I have a theory that some people despise pit bulls (usually, without actually having met one) because the dogs mirror us so faithfully: Our very best sides, our most outrageous sides, and in the case of the naysayers, the side of us that can be lured into battle. We are them; they are us.

At the end of the day, most of us learn to manage our hot-buttons and to suppress our warrior instincts so we can enjoy a quieter, happier life. Same is true for dogs. Especially those with good (human) parents.

Before you assign dog aggression to any one breed, take this quiz and fill in the blanks.

Which breed is being described? Link to the source of the quotes to find your answers. I think you'll be surprised.

Dog Aggression Quiz: Name the Breed

1. __X__ are often aggressive with other dogs. Same-sex aggression and aggression towards other breeds of dogs is well documented with this __X__. It is strongly recommended that no more than two __X__ (of opposite sex only) ever be permitted to stay together unattended.

2. They require a great deal of socialization as puppies, and obedience training is very important as __X__ are dominant dogs and tend to be aggressive towards other dogs, especially of the same sex.

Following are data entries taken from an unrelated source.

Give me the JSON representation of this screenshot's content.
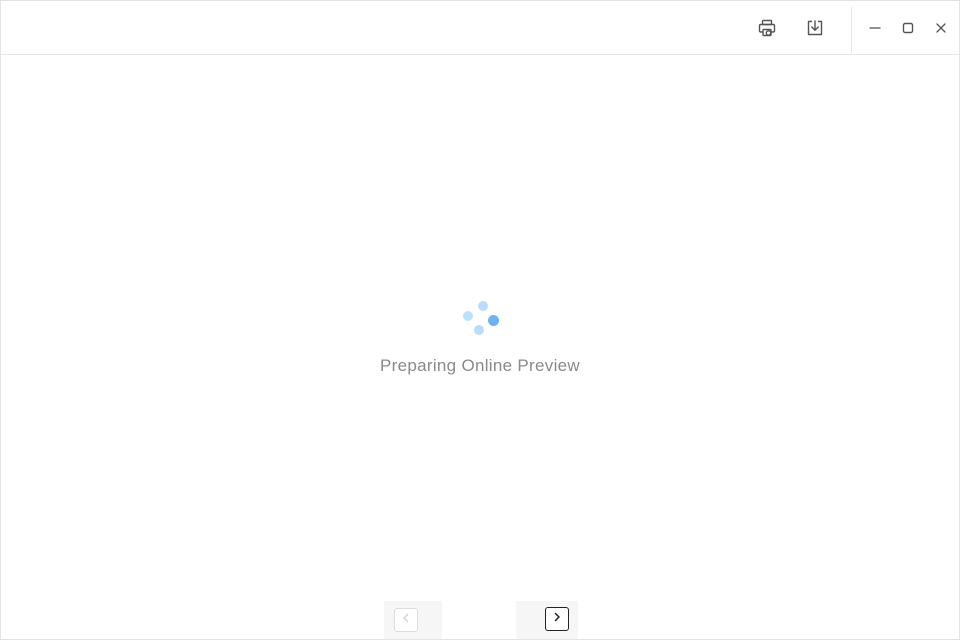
{
  "titlebar": {
    "print_icon": "print-icon",
    "download_icon": "download-icon",
    "minimize_icon": "minimize-icon",
    "maximize_icon": "maximize-icon",
    "close_icon": "close-icon"
  },
  "content": {
    "loading_text": "Preparing Online Preview",
    "spinner_icon": "loading-spinner-icon"
  },
  "pager": {
    "prev_icon": "chevron-left-icon",
    "next_icon": "chevron-right-icon"
  },
  "colors": {
    "spinner_light": "#b9dcfb",
    "spinner_dark": "#6fb2f2",
    "text_muted": "#8a8a8a",
    "icon_gray": "#555555"
  }
}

3.When it comes to other dogs, however - especially dogs of the same sex - __X__ are not so likely to get along without incident. Dog aggression seems most common among females, although un-neutered males can also fight. Once two __X__ have had an argument, it's never over. They hold a grudge, and they will be enemies forever and can't be trusted to be together.

4.__X__are often aggressive with other dogs, for pretty much the same reasons. They tend to be picky about their friends and pack and not really like anyone who isn't part of their normal circle.

5. Some __X__ are dominant or aggressive toward other dogs of the same sex. Some have strong instincts to chase and seize cats and other fleeing creatures. If anything goes wrong in the breeding, socializing, training, handling, or management of this breed, it is capable of seriously injuring or killing other animals.

6. Some __X__ also exhibit considerable aggression toward other dogs, and prospective owners must be willing to socialize and train their terriers to curb this tendency.

Hmm. Will the real pit bull please stand up?

For info on creating healthy dog-dog interactions:

Living Peaceably in a Multi-Dog Home
Understanding Dog Tolerance Levels
Socializing Tips
Monitoring Dog-Dog Interactions

Thursday, October 04, 2007

Woo Woo! Gary

A little update on our Skeleton Man...

Finally, Gary has enough energy to show us some personality. His body is starting to repair itself and a his gums are a pale shade of pink.

The first thing he said about his fate was:
Woo Woo Woo!
Roughly translated, we think that means, "This is all so crazy! I like being alive. Can I eat now?"

Check Out:
Gary's Lil Movie

We've started considering the possibilty of finding him a foster-to-adopt home, which is a big step. A few weeks ago, we just wanted him to die in peace. But, fate might have other plans.

Gary is a simple kinda guy. He's not quite a pit bull; he seems to be his own special brand of leggy, backyard bred ghetto hound....Not that there's anything WRONG with leggy backyard-bred ghetto hounds. But, hey.

He's a bit of a Wimp and he has some learning to do: Ladders are scary and so are digital cameras (we're working on it). Strangers are happy and dogs are A-Okay, but a person carrying a phone might be worth avoiding. Clapping your hands so he doesn't lift his leg on the patio table is WAY scary. Yeah - Our boy has been around some rough people and he's got some Worry Wart baggage. Not surprising.

Stay tuned while we ruminate on the Future According to Gary. Woo Woo!

Monday, October 01, 2007

They Said It First...

We were surprised to see this leak (leak?) out into the press, but there it is....

Vick Dogs Evaluation News

For an insider's scoop on how this is even possible - Abused pit bulls with placement potential? - we'll have to refer you to Sophie: Blogs below.

Once again, doG bless the ASPCA for organizing the evals and for believing in the right for every companion animal to be treated and evaluated as an individual.